Republican Presidential hopeful Ben Carson speaks during the annual Conservative Political Action Conference (CPAC) 2016 at National Harbor in Oxon Hill, Md., March 4, 2016.
Photo by Saul Loeb/AFP/Getty

Ben Carson brings ‘Lucifer’ into the political conversation

Inviting Ben Carson to give a high-profile speech at the Republican National Convention may have seemed like a good idea to party officials and organizers. The retired physician may have failed badly as a presidential candidate, but he remains popular with the GOP base, and his speeches tend to be well received.
 
Sure, Carson has struggled badly at times as a surrogate for Donald Trump’s campaign, but how bad could he be in Cleveland? After all, the party would review his prepared remarks in advance.
 
Of course, that only works out when Carson actually sticks to the script. Last night, he didn’t.
Ben Carson went off script during his convention address Tuesday night, linking frequent conservative target Saul Alinsky – and Lucifer – to Hillary Clinton.
 
“One of the things I have learned about Hillary Clinton is that one of her heroes is Saul Alinsky,” Carson said.
 
Alinsky has been a popular target for the right and his ideas have been tied to President Obama and Clinton. Carson said Alinsky acknowledged Lucifer in one of his books.
Straying from his prepared text, Carson posed a hypothetical question to his audience: “This is a nation where every coin in our pocket and every bill in our wallet says in ‘In God We Trust.’ So are we willing to elect someone as president who has as their role model somebody who acknowledges Lucifer?”
 
Let’s put aside for now the fact that Alinsky, a ’60s-era organizer, is not actually Hillary Clinton’s “role model.” Let’s also look past the right’s bizarre preoccupation with the long-deceased radical activist.
 
Instead let’s pause to appreciate what’s become of Republican politics in the 21st century. Those who tuned in to watch the Republican National Convention in prime time heard a former presidential candidate play a degrees-of-separation game connecting the Democratic nominee to Lucifer.
 
And he was quite serious.
 
Carson went on to say, “The secular progressive agenda is antithetical to the principles of the founding of this nation. And if we continue to allow them to take God out of our lives, God will remove himself from us. We will not be blessed, and our nation will go down the tubes. And we will be responsible for that. We don’t want that to happen.”
 
 

Ben Carson, Benjamin Carson and Republican National Convention

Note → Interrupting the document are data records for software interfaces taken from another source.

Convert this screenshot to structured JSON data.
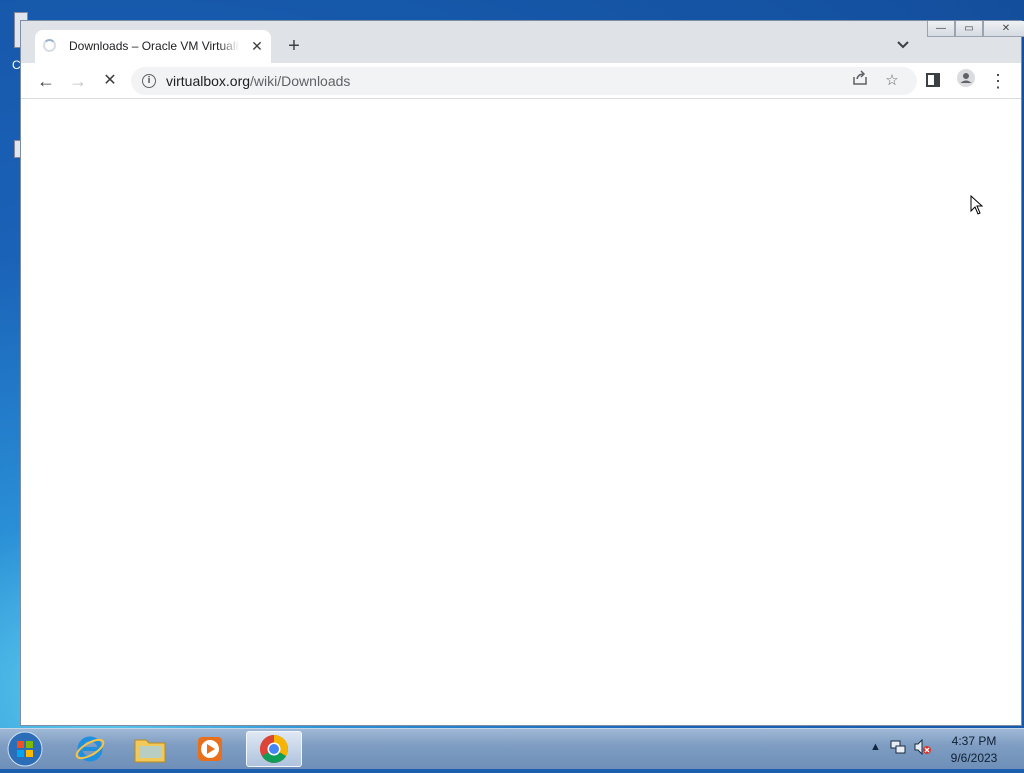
{
  "browser": {
    "tab": {
      "title": "Downloads – Oracle VM VirtualBox",
      "close_glyph": "✕"
    },
    "new_tab_glyph": "+",
    "tab_search_glyph": "⌄",
    "window_controls": {
      "minimize": "—",
      "maximize": "▭",
      "close": "✕"
    },
    "toolbar": {
      "back_glyph": "←",
      "forward_glyph": "→",
      "stop_glyph": "✕",
      "url_domain": "virtualbox.org",
      "url_path": "/wiki/Downloads",
      "menu_glyph": "⋮"
    }
  },
  "taskbar": {
    "apps": [
      "start-button",
      "internet-explorer",
      "file-explorer",
      "media-player",
      "google-chrome"
    ],
    "active_app": "google-chrome",
    "clock": {
      "time": "4:37 PM",
      "date": "9/6/2023"
    }
  },
  "desktop": {
    "icon_label_fragment": "C"
  }
}
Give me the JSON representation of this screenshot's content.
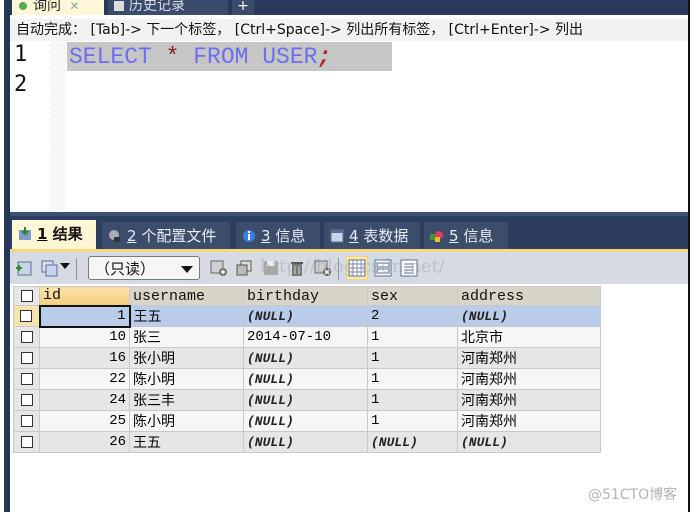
{
  "editor_tabs": [
    {
      "label": "询问",
      "icon": "query-icon",
      "closable": true,
      "active": true
    },
    {
      "label": "历史记录",
      "icon": "history-icon",
      "active": false
    },
    {
      "label": "+",
      "icon": "add-tab-icon",
      "active": false
    }
  ],
  "hint_bar": {
    "text": "自动完成： [Tab]-> 下一个标签， [Ctrl+Space]-> 列出所有标签， [Ctrl+Enter]-> 列出"
  },
  "editor": {
    "lines": [
      {
        "number": "1",
        "tokens": [
          {
            "text": "SELECT ",
            "kind": "keyword"
          },
          {
            "text": "*",
            "kind": "operator"
          },
          {
            "text": " FROM USER",
            "kind": "keyword"
          },
          {
            "text": ";",
            "kind": "terminator"
          }
        ]
      },
      {
        "number": "2",
        "tokens": []
      }
    ]
  },
  "result_tabs": [
    {
      "num": "1",
      "label": "结果",
      "icon": "result-icon",
      "active": true
    },
    {
      "num": "2",
      "label": "个配置文件",
      "icon": "profile-icon"
    },
    {
      "num": "3",
      "label": "信息",
      "icon": "info-icon"
    },
    {
      "num": "4",
      "label": "表数据",
      "icon": "table-data-icon"
    },
    {
      "num": "5",
      "label": "信息",
      "icon": "info-shapes-icon"
    }
  ],
  "toolbar": {
    "mode_select": "（只读）",
    "watermark": "http://blog.csdn.net/"
  },
  "grid": {
    "columns": [
      "id",
      "username",
      "birthday",
      "sex",
      "address"
    ],
    "rows": [
      {
        "id": "1",
        "username": "王五",
        "birthday": "(NULL)",
        "sex": "2",
        "address": "(NULL)",
        "selected": true
      },
      {
        "id": "10",
        "username": "张三",
        "birthday": "2014-07-10",
        "sex": "1",
        "address": "北京市"
      },
      {
        "id": "16",
        "username": "张小明",
        "birthday": "(NULL)",
        "sex": "1",
        "address": "河南郑州"
      },
      {
        "id": "22",
        "username": "陈小明",
        "birthday": "(NULL)",
        "sex": "1",
        "address": "河南郑州"
      },
      {
        "id": "24",
        "username": "张三丰",
        "birthday": "(NULL)",
        "sex": "1",
        "address": "河南郑州"
      },
      {
        "id": "25",
        "username": "陈小明",
        "birthday": "(NULL)",
        "sex": "1",
        "address": "河南郑州"
      },
      {
        "id": "26",
        "username": "王五",
        "birthday": "(NULL)",
        "sex": "(NULL)",
        "address": "(NULL)"
      }
    ]
  },
  "credit": "@51CTO博客"
}
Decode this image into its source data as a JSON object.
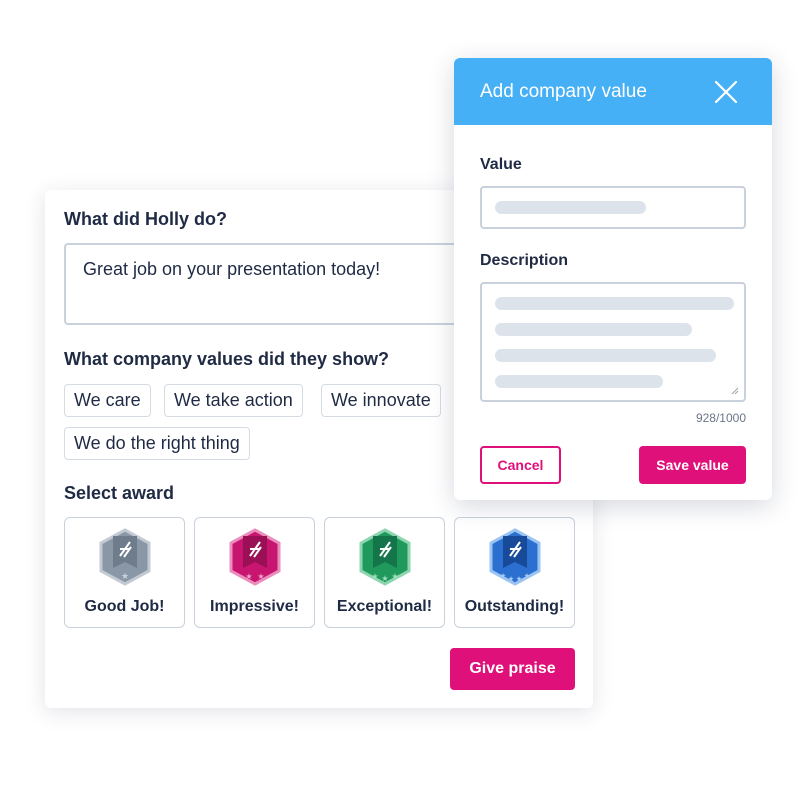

Ben Carson brings 'Lucifer' into the political conversation